The data START

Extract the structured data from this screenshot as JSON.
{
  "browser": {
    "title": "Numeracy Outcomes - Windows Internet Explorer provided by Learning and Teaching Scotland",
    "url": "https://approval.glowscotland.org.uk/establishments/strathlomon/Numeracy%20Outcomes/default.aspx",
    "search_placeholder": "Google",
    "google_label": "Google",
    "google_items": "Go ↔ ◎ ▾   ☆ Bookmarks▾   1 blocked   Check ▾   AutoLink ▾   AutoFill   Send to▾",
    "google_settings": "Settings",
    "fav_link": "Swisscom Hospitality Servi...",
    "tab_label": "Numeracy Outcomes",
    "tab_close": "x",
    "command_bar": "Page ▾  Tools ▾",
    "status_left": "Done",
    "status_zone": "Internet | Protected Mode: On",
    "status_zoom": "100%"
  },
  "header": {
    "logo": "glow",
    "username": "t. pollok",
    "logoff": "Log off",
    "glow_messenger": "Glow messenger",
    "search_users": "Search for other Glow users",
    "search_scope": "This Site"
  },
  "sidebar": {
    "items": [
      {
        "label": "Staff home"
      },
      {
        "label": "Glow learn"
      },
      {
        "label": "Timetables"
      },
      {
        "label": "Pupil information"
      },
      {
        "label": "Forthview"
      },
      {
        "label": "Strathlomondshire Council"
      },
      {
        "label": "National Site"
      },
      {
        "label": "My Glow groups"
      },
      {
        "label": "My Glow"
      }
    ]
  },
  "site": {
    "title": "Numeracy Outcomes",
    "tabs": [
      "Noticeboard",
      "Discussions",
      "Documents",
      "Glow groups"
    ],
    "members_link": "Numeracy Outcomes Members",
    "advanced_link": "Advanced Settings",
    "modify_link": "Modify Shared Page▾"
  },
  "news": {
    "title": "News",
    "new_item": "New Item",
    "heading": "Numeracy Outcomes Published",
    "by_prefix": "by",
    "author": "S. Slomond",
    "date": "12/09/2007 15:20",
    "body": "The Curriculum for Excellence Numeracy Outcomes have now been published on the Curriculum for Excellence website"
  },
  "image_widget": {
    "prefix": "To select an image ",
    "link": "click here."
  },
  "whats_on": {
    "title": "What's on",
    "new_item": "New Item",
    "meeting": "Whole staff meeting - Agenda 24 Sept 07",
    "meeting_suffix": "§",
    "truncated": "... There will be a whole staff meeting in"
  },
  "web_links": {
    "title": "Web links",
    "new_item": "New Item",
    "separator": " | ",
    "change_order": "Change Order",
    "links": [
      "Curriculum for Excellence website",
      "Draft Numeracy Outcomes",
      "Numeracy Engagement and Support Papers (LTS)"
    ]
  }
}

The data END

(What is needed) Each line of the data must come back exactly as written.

(Result of the task)
Extract the structured data from this screenshot as JSON.
{
  "browser": {
    "title": "Numeracy Outcomes - Windows Internet Explorer provided by Learning and Teaching Scotland",
    "url": "https://approval.glowscotland.org.uk/establishments/strathlomon/Numeracy%20Outcomes/default.aspx",
    "search_placeholder": "Google",
    "google_label": "Google",
    "google_items": "Go ↔ ◎ ▾   ☆ Bookmarks▾   1 blocked   Check ▾   AutoLink ▾   AutoFill   Send to▾",
    "google_settings": "Settings",
    "fav_link": "Swisscom Hospitality Servi...",
    "tab_label": "Numeracy Outcomes",
    "tab_close": "x",
    "command_bar": "Page ▾  Tools ▾",
    "status_left": "Done",
    "status_zone": "Internet | Protected Mode: On",
    "status_zoom": "100%"
  },
  "header": {
    "logo": "glow",
    "username": "t. pollok",
    "logoff": "Log off",
    "glow_messenger": "Glow messenger",
    "search_users": "Search for other Glow users",
    "search_scope": "This Site"
  },
  "sidebar": {
    "items": [
      {
        "label": "Staff home"
      },
      {
        "label": "Glow learn"
      },
      {
        "label": "Timetables"
      },
      {
        "label": "Pupil information"
      },
      {
        "label": "Forthview"
      },
      {
        "label": "Strathlomondshire Council"
      },
      {
        "label": "National Site"
      },
      {
        "label": "My Glow groups"
      },
      {
        "label": "My Glow"
      }
    ]
  },
  "site": {
    "title": "Numeracy Outcomes",
    "tabs": [
      "Noticeboard",
      "Discussions",
      "Documents",
      "Glow groups"
    ],
    "members_link": "Numeracy Outcomes Members",
    "advanced_link": "Advanced Settings",
    "modify_link": "Modify Shared Page▾"
  },
  "news": {
    "title": "News",
    "new_item": "New Item",
    "heading": "Numeracy Outcomes Published",
    "by_prefix": "by",
    "author": "S. Slomond",
    "date": "12/09/2007 15:20",
    "body": "The Curriculum for Excellence Numeracy Outcomes have now been published on the Curriculum for Excellence website"
  },
  "image_widget": {
    "prefix": "To select an image ",
    "link": "click here."
  },
  "whats_on": {
    "title": "What's on",
    "new_item": "New Item",
    "meeting": "Whole staff meeting - Agenda 24 Sept 07",
    "meeting_suffix": "§",
    "truncated": "... There will be a whole staff meeting in"
  },
  "web_links": {
    "title": "Web links",
    "new_item": "New Item",
    "separator": " | ",
    "change_order": "Change Order",
    "links": [
      "Curriculum for Excellence website",
      "Draft Numeracy Outcomes",
      "Numeracy Engagement and Support Papers (LTS)"
    ]
  }
}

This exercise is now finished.